Blair G. Sweezey, Ashley H. Houston and Kevin L. Porter
FOR THE FIRST TIME IN DECADES, A GROWING NUMBER of consumers are able to choose who supplies their electric power and, perhaps more importantly, where that power comes from. Evidence is mounting that this ability to exercise choice may give a long-needed shot in the arm to the deployment of renewable energy technologies.
National polls consistently reveal that between 40 and 70 percent of those sampled say they would pay a premium for environmental protection or for renewable energy, and utility company surveys reinforce those findings.
DEREGULATION PRESENTS WHAT IS PERHAPS THE BEST opportunity yet for renewables to stake a lasting claim in the electricity market.
Since most energy from renewable sources still isn't priced competitively with fossil-fueled technologies, many restructuring proposals at state and federal levels include various support mechanisms intended to drive down the renewable generation costs.

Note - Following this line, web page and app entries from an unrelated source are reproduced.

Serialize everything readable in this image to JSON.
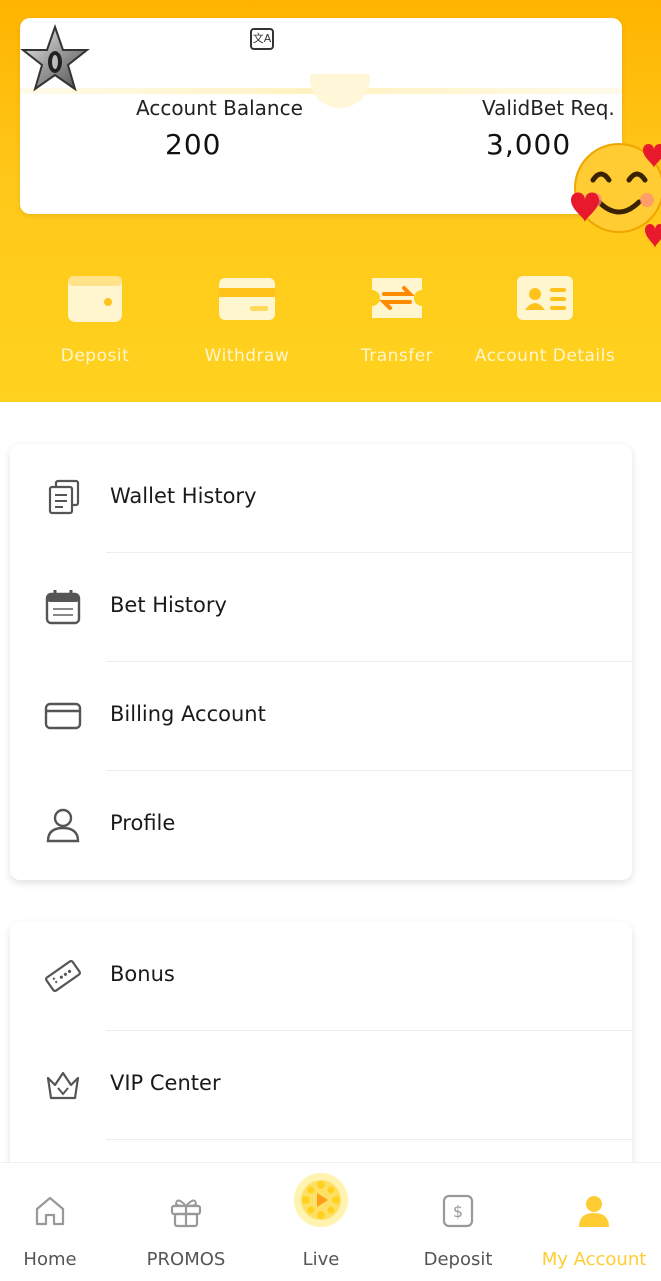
{
  "header": {
    "account_balance_label": "Account Balance",
    "account_balance_value": "200",
    "validbet_label": "ValidBet Req.",
    "validbet_value": "3,000",
    "language_icon_text": "文A"
  },
  "actions": [
    {
      "label": "Deposit",
      "icon": "wallet-icon"
    },
    {
      "label": "Withdraw",
      "icon": "card-icon"
    },
    {
      "label": "Transfer",
      "icon": "transfer-icon"
    },
    {
      "label": "Account Details",
      "icon": "id-card-icon"
    }
  ],
  "menu_group_1": [
    {
      "label": "Wallet History",
      "icon": "documents-icon"
    },
    {
      "label": "Bet History",
      "icon": "calendar-icon"
    },
    {
      "label": "Billing Account",
      "icon": "credit-card-icon"
    },
    {
      "label": "Profile",
      "icon": "user-icon"
    }
  ],
  "menu_group_2": [
    {
      "label": "Bonus",
      "icon": "ticket-icon"
    },
    {
      "label": "VIP Center",
      "icon": "crown-icon"
    }
  ],
  "bottom_nav": [
    {
      "label": "Home",
      "icon": "home-icon"
    },
    {
      "label": "PROMOS",
      "icon": "gift-icon"
    },
    {
      "label": "Live",
      "icon": "live-play-icon"
    },
    {
      "label": "Deposit",
      "icon": "dollar-icon"
    },
    {
      "label": "My Account",
      "icon": "person-icon",
      "active": true
    }
  ],
  "colors": {
    "header_top": "#ffb400",
    "header_bottom": "#ffd21e",
    "active_nav": "#ffcc33",
    "action_label": "#fff6cf"
  }
}
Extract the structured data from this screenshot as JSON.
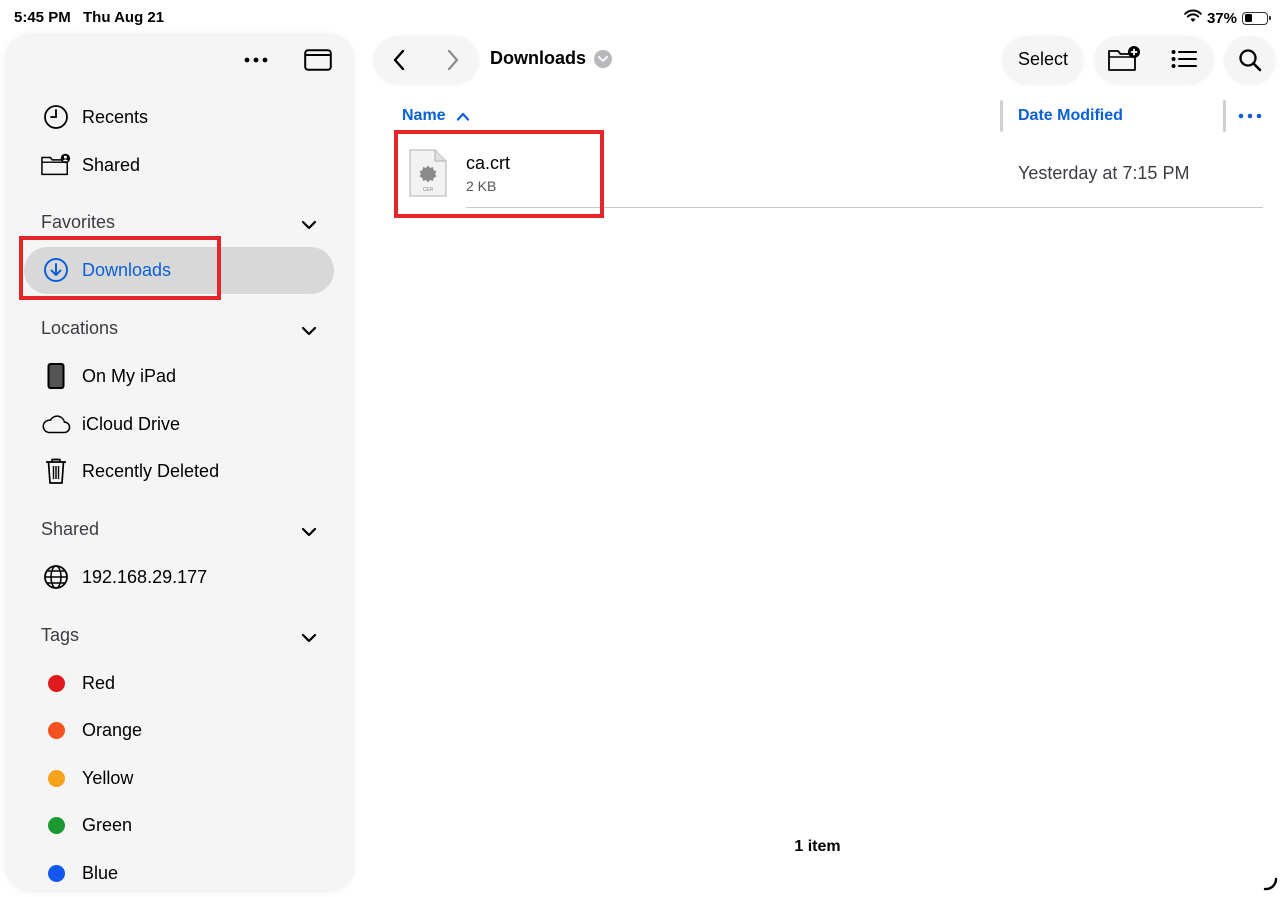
{
  "status": {
    "time": "5:45 PM",
    "date": "Thu Aug 21",
    "battery": "37%",
    "battery_level": 0.37
  },
  "sidebar": {
    "top_items": [
      {
        "label": "Recents",
        "icon": "clock-icon"
      },
      {
        "label": "Shared",
        "icon": "shared-folder-icon"
      }
    ],
    "sections": {
      "favorites": {
        "title": "Favorites",
        "items": [
          {
            "label": "Downloads",
            "icon": "download-circle-icon",
            "selected": true
          }
        ]
      },
      "locations": {
        "title": "Locations",
        "items": [
          {
            "label": "On My iPad",
            "icon": "ipad-icon"
          },
          {
            "label": "iCloud Drive",
            "icon": "cloud-icon"
          },
          {
            "label": "Recently Deleted",
            "icon": "trash-icon"
          }
        ]
      },
      "shared": {
        "title": "Shared",
        "items": [
          {
            "label": "192.168.29.177",
            "icon": "globe-icon"
          }
        ]
      },
      "tags": {
        "title": "Tags",
        "items": [
          {
            "label": "Red",
            "color": "#e0191f"
          },
          {
            "label": "Orange",
            "color": "#f4511e"
          },
          {
            "label": "Yellow",
            "color": "#f6a21a"
          },
          {
            "label": "Green",
            "color": "#1a9a2e"
          },
          {
            "label": "Blue",
            "color": "#1457f0"
          }
        ]
      }
    }
  },
  "toolbar": {
    "title": "Downloads",
    "select_label": "Select"
  },
  "columns": {
    "name": "Name",
    "date_modified": "Date Modified"
  },
  "files": [
    {
      "name": "ca.crt",
      "size": "2 KB",
      "modified": "Yesterday at 7:15 PM",
      "icon_label": "CER"
    }
  ],
  "footer": {
    "item_count": "1 item"
  },
  "colors": {
    "accent": "#0a60d8",
    "highlight": "#e3272b",
    "selection": "#d8d8d8"
  }
}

The initial added expense is a necessary trade-off, advocates say, for the resulting reductions in emissions and energy price volatility.
Lori A. Burkhart
California-based environmental and consumer groups have launched the nation's first voluntary certification and verification program for environmentally preferred electric products.
The Green-e Renewable Electricity Branding Program aims to help consumers choose environmentally friendly or "green" products. Californians soon will see promotional materials from marketers with the Green-e Program's certification on electric products that contain at least 50-percent renewable electric content.